▸ **Exercise directions**
Go through the material and copy each line in which the word "title" shows up.

━━━ Data extracts

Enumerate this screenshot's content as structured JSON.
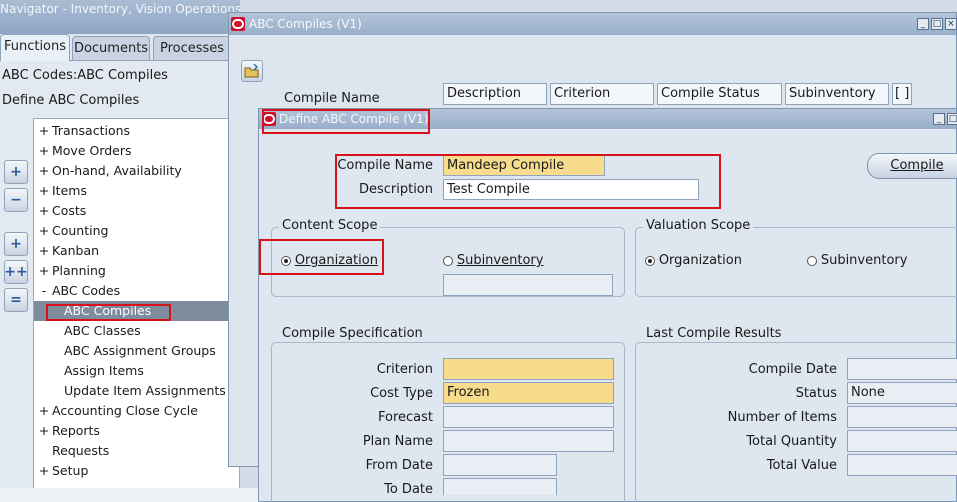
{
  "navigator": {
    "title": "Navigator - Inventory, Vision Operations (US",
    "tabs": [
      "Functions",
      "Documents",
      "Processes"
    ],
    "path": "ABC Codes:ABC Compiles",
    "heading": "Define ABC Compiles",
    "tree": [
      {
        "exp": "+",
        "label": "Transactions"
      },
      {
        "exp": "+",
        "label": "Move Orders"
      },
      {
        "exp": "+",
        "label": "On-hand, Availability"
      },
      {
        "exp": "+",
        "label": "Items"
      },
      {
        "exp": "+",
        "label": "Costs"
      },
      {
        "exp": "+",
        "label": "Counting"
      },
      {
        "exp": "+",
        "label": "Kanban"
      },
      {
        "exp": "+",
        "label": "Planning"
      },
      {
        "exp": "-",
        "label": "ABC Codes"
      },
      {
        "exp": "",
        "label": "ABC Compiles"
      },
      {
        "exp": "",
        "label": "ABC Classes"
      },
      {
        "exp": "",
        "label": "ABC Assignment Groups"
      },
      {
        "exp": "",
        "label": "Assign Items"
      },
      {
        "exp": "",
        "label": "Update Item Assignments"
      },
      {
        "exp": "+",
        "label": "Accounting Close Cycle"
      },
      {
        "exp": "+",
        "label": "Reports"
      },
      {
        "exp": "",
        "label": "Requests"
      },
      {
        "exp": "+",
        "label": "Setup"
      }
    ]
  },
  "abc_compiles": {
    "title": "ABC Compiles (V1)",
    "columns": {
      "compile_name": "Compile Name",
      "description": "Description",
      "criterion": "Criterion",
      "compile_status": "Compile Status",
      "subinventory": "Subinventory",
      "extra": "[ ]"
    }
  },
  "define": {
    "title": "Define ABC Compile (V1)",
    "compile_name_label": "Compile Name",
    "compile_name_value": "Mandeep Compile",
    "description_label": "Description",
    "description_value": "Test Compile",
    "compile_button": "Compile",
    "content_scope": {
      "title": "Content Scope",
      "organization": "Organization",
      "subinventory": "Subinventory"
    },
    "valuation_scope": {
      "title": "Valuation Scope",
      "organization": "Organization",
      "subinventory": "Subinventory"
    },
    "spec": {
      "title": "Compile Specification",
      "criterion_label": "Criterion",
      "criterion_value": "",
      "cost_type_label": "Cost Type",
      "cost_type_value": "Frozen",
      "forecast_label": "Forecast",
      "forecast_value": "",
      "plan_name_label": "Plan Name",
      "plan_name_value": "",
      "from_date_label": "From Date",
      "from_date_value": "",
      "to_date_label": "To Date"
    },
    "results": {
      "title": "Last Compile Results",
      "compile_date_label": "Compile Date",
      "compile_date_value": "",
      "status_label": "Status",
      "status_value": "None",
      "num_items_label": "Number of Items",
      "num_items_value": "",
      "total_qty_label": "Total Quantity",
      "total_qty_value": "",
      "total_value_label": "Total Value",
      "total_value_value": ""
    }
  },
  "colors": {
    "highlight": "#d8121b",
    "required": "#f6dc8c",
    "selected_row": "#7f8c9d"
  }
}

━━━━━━
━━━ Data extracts

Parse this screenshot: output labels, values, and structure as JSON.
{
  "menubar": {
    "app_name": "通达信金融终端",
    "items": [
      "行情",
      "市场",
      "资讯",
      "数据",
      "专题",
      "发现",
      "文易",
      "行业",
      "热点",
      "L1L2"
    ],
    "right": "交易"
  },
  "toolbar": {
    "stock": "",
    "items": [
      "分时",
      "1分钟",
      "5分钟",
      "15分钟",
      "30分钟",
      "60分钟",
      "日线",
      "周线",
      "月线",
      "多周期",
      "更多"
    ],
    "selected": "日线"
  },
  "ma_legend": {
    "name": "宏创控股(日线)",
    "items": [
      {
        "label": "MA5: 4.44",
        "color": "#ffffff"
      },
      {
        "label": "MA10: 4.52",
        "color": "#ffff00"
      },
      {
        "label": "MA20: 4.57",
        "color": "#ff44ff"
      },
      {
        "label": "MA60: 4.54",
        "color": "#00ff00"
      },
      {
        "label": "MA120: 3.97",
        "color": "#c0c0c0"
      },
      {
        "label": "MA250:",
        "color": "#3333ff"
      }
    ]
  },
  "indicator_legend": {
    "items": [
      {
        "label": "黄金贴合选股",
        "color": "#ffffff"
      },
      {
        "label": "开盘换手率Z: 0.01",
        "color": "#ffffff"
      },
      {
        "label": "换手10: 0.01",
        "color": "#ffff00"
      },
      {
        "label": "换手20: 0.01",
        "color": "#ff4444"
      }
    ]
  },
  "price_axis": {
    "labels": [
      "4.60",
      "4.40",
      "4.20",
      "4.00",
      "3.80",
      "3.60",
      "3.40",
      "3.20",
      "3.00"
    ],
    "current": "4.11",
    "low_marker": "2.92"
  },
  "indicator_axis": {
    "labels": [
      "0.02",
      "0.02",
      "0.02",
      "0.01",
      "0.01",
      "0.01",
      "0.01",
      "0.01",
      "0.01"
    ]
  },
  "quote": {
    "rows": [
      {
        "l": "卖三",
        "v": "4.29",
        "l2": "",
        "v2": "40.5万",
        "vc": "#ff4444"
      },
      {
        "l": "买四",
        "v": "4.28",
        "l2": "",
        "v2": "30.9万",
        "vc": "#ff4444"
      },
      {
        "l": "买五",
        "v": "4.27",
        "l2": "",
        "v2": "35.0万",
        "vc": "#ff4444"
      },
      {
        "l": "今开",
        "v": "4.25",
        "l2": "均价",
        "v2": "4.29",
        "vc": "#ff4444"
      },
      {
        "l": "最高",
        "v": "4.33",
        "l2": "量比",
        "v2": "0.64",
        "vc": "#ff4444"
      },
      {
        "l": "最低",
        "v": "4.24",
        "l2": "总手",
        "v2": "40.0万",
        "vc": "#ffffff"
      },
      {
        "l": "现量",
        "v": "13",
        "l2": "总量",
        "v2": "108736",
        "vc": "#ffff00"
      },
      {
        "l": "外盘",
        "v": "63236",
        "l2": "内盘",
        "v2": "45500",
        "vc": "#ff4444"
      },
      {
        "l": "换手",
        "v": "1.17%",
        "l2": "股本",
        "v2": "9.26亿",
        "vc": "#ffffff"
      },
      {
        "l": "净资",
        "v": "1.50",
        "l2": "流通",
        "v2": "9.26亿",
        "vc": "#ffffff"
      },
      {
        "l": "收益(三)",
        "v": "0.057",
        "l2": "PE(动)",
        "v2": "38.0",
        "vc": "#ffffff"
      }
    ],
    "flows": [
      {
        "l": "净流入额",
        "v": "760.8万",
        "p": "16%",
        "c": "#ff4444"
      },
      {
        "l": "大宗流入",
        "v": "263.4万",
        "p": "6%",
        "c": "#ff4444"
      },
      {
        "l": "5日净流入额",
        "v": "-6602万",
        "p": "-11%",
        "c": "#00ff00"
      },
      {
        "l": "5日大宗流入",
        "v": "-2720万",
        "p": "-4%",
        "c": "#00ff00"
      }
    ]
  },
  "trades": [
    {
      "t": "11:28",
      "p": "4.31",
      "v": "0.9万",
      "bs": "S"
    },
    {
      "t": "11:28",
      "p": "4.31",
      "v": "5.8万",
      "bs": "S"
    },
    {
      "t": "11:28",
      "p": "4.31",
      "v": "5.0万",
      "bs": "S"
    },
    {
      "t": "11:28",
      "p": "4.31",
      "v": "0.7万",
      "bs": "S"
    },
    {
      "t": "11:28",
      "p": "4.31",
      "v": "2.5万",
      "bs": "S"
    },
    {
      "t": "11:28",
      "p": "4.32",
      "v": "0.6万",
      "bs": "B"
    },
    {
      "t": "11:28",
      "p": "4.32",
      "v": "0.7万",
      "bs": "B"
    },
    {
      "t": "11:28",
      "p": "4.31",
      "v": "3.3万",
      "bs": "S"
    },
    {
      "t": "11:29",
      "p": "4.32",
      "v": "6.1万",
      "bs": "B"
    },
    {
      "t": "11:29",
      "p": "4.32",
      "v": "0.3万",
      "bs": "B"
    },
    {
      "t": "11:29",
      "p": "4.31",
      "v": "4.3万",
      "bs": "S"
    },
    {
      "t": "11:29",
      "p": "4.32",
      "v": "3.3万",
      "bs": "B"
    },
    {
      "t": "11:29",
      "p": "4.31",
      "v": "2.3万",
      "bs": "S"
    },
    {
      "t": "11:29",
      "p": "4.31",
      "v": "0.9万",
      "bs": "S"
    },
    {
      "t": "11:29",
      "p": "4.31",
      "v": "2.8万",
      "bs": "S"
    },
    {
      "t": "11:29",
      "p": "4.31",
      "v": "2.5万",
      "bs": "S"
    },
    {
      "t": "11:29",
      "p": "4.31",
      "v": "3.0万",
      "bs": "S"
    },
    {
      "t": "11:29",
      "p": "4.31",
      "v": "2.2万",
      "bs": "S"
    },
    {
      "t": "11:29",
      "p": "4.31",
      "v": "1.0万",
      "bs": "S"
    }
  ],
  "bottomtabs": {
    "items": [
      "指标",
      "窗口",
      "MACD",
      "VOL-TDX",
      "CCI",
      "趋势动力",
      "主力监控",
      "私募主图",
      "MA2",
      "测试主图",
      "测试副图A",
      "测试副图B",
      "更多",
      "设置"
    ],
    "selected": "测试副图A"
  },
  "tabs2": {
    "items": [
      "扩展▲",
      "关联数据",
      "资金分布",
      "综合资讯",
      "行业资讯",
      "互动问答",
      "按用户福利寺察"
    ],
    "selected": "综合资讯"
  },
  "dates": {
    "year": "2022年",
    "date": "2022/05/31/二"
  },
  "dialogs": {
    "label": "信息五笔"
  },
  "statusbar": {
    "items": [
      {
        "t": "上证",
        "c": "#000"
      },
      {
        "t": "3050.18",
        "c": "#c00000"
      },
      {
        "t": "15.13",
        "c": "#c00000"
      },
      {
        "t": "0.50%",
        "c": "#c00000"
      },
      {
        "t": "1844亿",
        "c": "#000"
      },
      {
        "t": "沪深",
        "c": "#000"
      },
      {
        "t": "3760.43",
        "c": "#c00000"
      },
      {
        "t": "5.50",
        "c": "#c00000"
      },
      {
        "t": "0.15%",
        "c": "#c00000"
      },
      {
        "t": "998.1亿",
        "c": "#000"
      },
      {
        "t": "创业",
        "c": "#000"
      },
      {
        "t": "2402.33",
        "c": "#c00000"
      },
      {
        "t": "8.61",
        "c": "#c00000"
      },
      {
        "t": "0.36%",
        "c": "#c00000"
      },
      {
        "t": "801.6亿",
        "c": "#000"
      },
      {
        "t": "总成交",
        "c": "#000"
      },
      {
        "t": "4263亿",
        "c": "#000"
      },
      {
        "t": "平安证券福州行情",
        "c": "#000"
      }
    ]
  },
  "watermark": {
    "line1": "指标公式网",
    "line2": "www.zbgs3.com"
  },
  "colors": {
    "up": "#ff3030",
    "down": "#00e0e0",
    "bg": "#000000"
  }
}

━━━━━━

▸ **Expected answer**
    "title": "Navigator - Inventory, Vision Operations (US",
    "title": "ABC Compiles (V1)",
    "title": "Define ABC Compile (V1)",
      "title": "Content Scope",
      "title": "Valuation Scope",
      "title": "Compile Specification",
      "title": "Last Compile Results",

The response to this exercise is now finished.